When I look at all the many small labels that release new electronic music - and I don't speak of those old-fashioned copycats, but of a new generation that's doing quite interesting new stuff - it's rarely on a multinational big label, but mostly on small labels you never have heard before... Which is also very clever by the multis because of the risk involved. If it's a seller, the musicians involved come to them anyway (& voluntarily!). That's the way the cookie crumbles.

Q: What do you think of the current bit of renewed interest in the old Krautrock artists? Is it misplaced nostalgia by fans, or perhaps rediscovery of some good music that has been forgotten?

What "good music"? :-)  The few good ones from the past were always there, or their classic records were always available. The rest was luckily forgotten. I spoke to people who suddenly see their old, forgotten bands in the dim "Krautrock" limelight --- they wonder & laugh about the people who suddenly think that this music was and still is great. One of the greatest admirers & promoters of this mercifully forgotten music is a well-known drug addict & crazy man (This is not my description, but from a rock lexicon).

Q: How has your music taste changed over the years? Do you still like the music of your youth, or do you listen to different things?

Of course I listen to different music than I used to forty years ago. It's all kinds of music, except for pop or rock music, be it today's or yesterdays. For present pop I listen sometimes to the radio, during work, just to be up-to-date - "ah, another Beatles copy" :-).

Privately it's mostly so-called "classical" music that I pull out of my shelves and put into my CD player.

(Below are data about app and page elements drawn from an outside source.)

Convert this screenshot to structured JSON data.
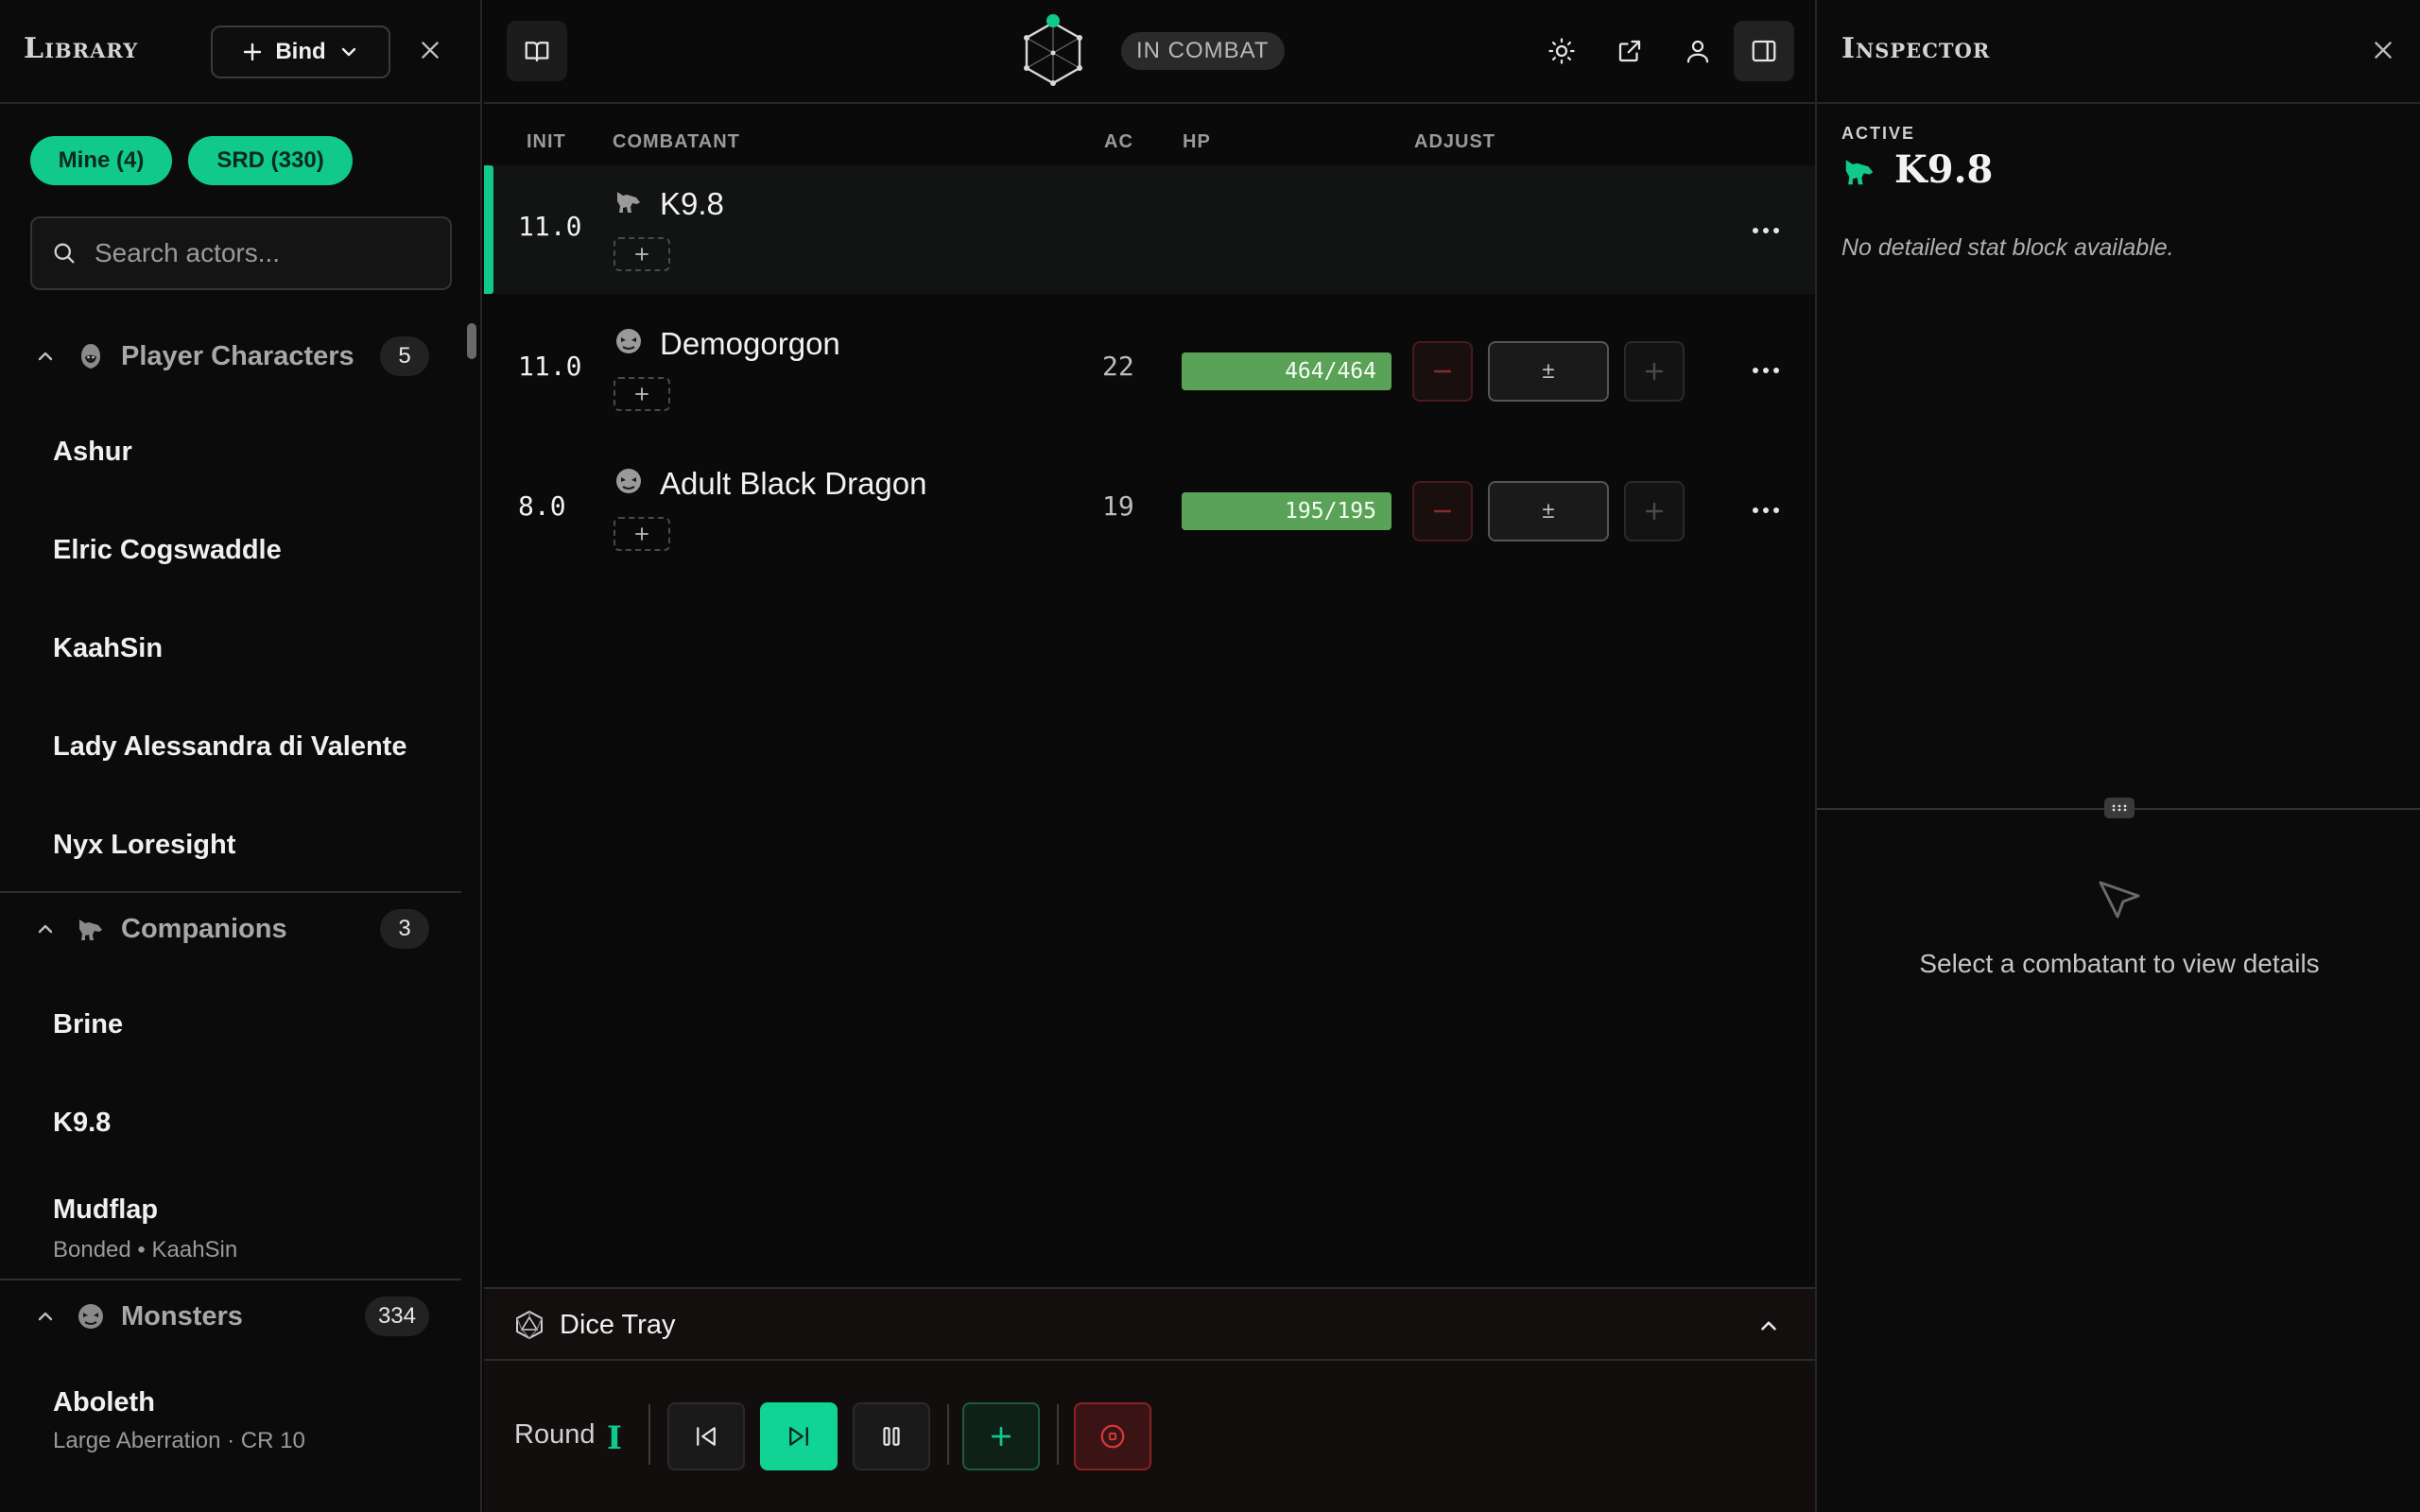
{
  "library": {
    "title": "Library",
    "bind_label": "Bind",
    "filters": [
      {
        "label": "Mine (4)"
      },
      {
        "label": "SRD (330)"
      }
    ],
    "search": {
      "placeholder": "Search actors..."
    },
    "groups": {
      "player_characters": {
        "label": "Player Characters",
        "count": "5",
        "items": [
          {
            "name": "Ashur"
          },
          {
            "name": "Elric Cogswaddle"
          },
          {
            "name": "KaahSin"
          },
          {
            "name": "Lady Alessandra di Valente"
          },
          {
            "name": "Nyx Loresight"
          }
        ]
      },
      "companions": {
        "label": "Companions",
        "count": "3",
        "items": [
          {
            "name": "Brine"
          },
          {
            "name": "K9.8"
          },
          {
            "name": "Mudflap",
            "sub": "Bonded • KaahSin"
          }
        ]
      },
      "monsters": {
        "label": "Monsters",
        "count": "334",
        "items": [
          {
            "name": "Aboleth",
            "sub": "Large Aberration · CR 10"
          }
        ]
      }
    }
  },
  "topbar": {
    "status": "IN COMBAT",
    "accent_color": "#10c98a"
  },
  "tracker": {
    "columns": {
      "init": "INIT",
      "combatant": "COMBATANT",
      "ac": "AC",
      "hp": "HP",
      "adjust": "ADJUST"
    },
    "rows": [
      {
        "init": "11.0",
        "name": "K9.8",
        "icon": "wolf-icon",
        "active": true
      },
      {
        "init": "11.0",
        "name": "Demogorgon",
        "icon": "monster-icon",
        "ac": "22",
        "hp": "464/464",
        "hp_fraction": 1.0,
        "adjust_placeholder": "±"
      },
      {
        "init": "8.0",
        "name": "Adult Black Dragon",
        "icon": "monster-icon",
        "ac": "19",
        "hp": "195/195",
        "hp_fraction": 1.0,
        "adjust_placeholder": "±"
      }
    ]
  },
  "dice_tray": {
    "label": "Dice Tray"
  },
  "round": {
    "label": "Round",
    "value": "I"
  },
  "inspector": {
    "title": "Inspector",
    "active_label": "ACTIVE",
    "active_name": "K9.8",
    "no_stat": "No detailed stat block available.",
    "empty_message": "Select a combatant to view details"
  }
}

And here I go as much into detail as I did during the sixties with jazz & blues, until I was an expert. I'm now on the way to becoming an expert in classical music as well :-).

I feel nothing anymore when I listen to an old Pink Floyd album, but I have that special feeling if I listen to Gustav Mahler's 9th Symphony, the last part, the "Adagio", especially by the "Berlin Philharmoniker" under John Barbirolli. Besides some nostalgic moments, the only "pop" music I still love to listen to and still buy, album for album, is: Van Morrison. My age.

Q: Now that you have passed the half-century mark age wise, do you ever reflect about what things would have been like if you hadn’t made music your love and your life?

"Now"? This mark I passed already six years ago :-). Yes I do reflect, mostly when & because people ask me about little or special parts from the past, and I like to give answers. But, sorry, Archie, I have no answer to the "what would have been" question. Literature is my other love.


- Archie Patterson


Photo © 1977 Klaus D. Mueller. Taken with permission from